ABOUT THIS TASK
Your answer should consist of the lines in the following data that contain "Chili".

___ MATERIAL SUPPLIED

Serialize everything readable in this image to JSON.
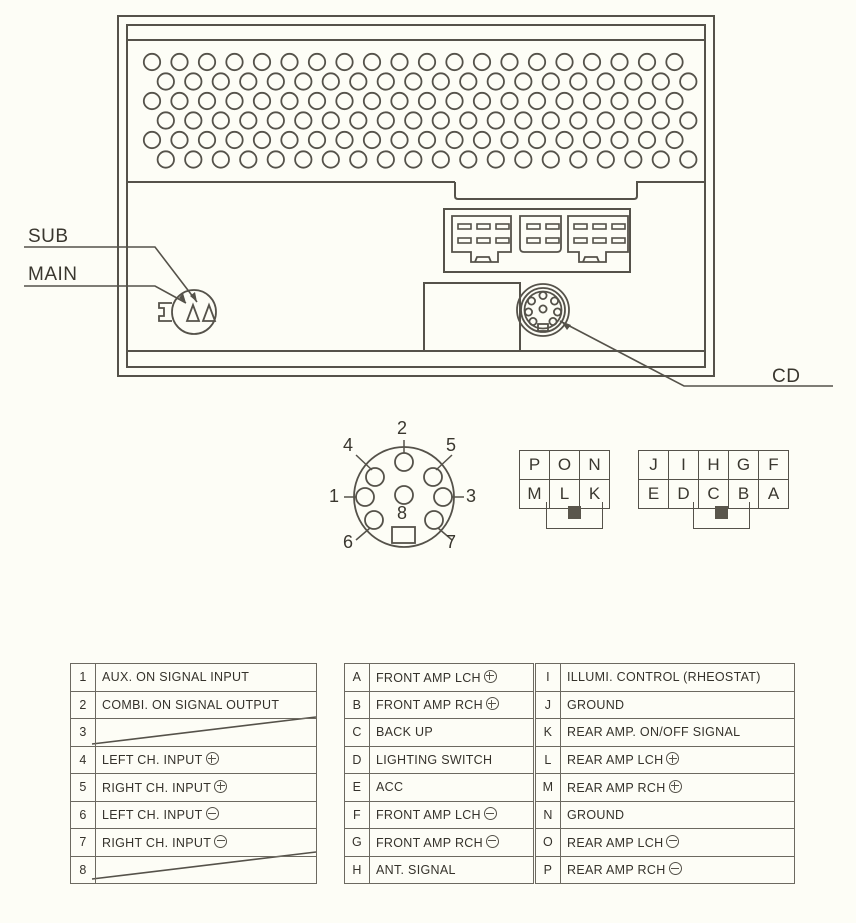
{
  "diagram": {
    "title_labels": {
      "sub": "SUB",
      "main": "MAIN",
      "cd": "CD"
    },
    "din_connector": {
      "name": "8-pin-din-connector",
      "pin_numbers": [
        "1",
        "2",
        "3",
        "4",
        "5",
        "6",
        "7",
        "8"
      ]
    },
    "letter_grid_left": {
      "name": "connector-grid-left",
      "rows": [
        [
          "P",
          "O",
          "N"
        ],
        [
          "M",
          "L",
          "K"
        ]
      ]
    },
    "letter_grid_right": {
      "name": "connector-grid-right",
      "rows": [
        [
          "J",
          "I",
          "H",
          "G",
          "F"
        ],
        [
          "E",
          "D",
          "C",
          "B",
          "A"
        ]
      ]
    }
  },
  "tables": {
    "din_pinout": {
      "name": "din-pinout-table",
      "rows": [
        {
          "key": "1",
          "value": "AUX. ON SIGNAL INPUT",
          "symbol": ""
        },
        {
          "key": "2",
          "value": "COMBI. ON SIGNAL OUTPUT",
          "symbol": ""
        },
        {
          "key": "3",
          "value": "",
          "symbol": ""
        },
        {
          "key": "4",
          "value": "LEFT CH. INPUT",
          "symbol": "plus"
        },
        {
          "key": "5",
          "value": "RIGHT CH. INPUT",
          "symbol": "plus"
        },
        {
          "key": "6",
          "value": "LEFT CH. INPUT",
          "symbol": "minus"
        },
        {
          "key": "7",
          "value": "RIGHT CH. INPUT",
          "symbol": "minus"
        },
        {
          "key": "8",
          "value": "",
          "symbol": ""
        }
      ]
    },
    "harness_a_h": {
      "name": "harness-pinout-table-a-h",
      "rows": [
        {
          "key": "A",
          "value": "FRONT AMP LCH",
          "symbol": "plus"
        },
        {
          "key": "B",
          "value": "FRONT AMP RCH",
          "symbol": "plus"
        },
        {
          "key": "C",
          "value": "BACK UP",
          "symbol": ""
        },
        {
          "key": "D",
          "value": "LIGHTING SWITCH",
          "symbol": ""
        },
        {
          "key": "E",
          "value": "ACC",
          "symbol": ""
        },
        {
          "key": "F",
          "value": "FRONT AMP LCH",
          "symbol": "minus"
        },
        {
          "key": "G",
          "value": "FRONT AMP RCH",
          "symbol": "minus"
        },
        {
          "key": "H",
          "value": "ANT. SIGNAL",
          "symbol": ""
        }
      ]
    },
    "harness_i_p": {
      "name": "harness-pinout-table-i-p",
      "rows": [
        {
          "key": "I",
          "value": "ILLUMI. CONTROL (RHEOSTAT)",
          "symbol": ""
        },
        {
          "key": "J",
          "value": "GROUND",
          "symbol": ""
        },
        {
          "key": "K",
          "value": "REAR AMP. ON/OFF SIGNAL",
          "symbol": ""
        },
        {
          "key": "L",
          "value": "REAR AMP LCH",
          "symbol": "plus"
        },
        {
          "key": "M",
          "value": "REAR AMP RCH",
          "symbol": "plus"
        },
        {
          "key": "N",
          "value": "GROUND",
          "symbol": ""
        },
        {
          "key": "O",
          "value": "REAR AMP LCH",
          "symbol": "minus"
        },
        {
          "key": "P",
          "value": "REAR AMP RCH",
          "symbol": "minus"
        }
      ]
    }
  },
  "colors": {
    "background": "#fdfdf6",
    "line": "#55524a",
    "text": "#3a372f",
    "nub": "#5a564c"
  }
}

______
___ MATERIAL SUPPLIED

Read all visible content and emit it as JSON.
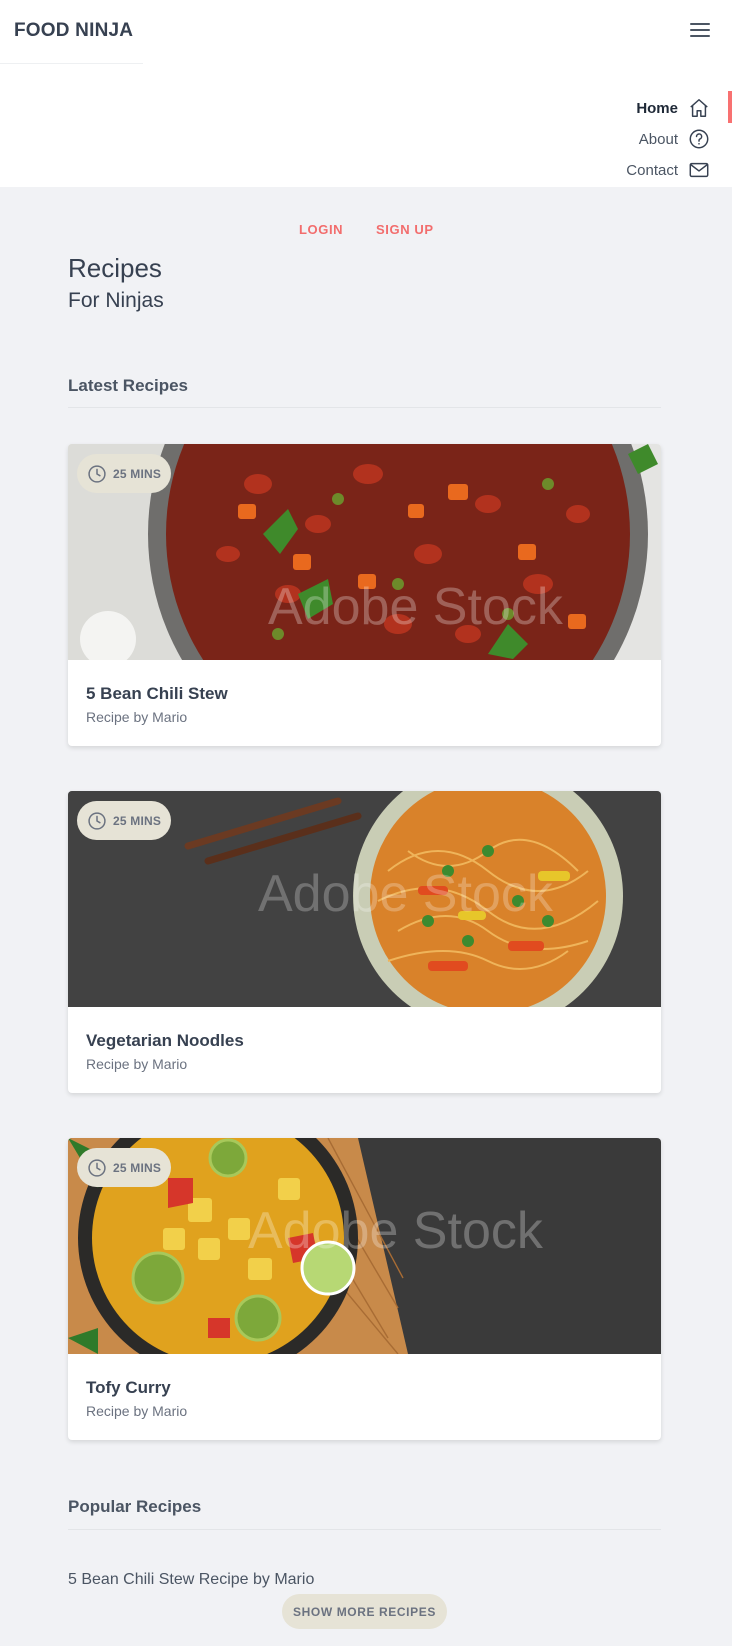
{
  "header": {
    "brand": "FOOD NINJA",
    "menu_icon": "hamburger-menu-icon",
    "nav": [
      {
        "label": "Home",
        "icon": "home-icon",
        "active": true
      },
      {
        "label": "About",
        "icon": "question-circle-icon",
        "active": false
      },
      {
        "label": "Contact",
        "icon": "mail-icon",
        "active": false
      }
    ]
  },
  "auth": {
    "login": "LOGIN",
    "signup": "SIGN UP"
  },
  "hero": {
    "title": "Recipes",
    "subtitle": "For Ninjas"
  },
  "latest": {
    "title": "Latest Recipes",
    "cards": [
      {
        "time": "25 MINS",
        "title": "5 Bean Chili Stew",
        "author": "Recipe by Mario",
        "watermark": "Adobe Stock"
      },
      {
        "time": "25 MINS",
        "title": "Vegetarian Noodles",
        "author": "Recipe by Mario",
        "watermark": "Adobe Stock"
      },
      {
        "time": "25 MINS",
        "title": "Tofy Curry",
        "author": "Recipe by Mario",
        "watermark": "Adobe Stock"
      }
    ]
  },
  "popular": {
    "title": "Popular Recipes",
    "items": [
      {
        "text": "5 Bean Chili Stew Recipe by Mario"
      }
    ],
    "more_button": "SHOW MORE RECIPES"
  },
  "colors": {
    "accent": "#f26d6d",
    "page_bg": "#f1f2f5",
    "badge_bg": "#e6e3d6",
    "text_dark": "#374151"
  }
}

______

TASK OUTPUT
        "title": "5 Bean Chili Stew",
        "text": "5 Bean Chili Stew Recipe by Mario"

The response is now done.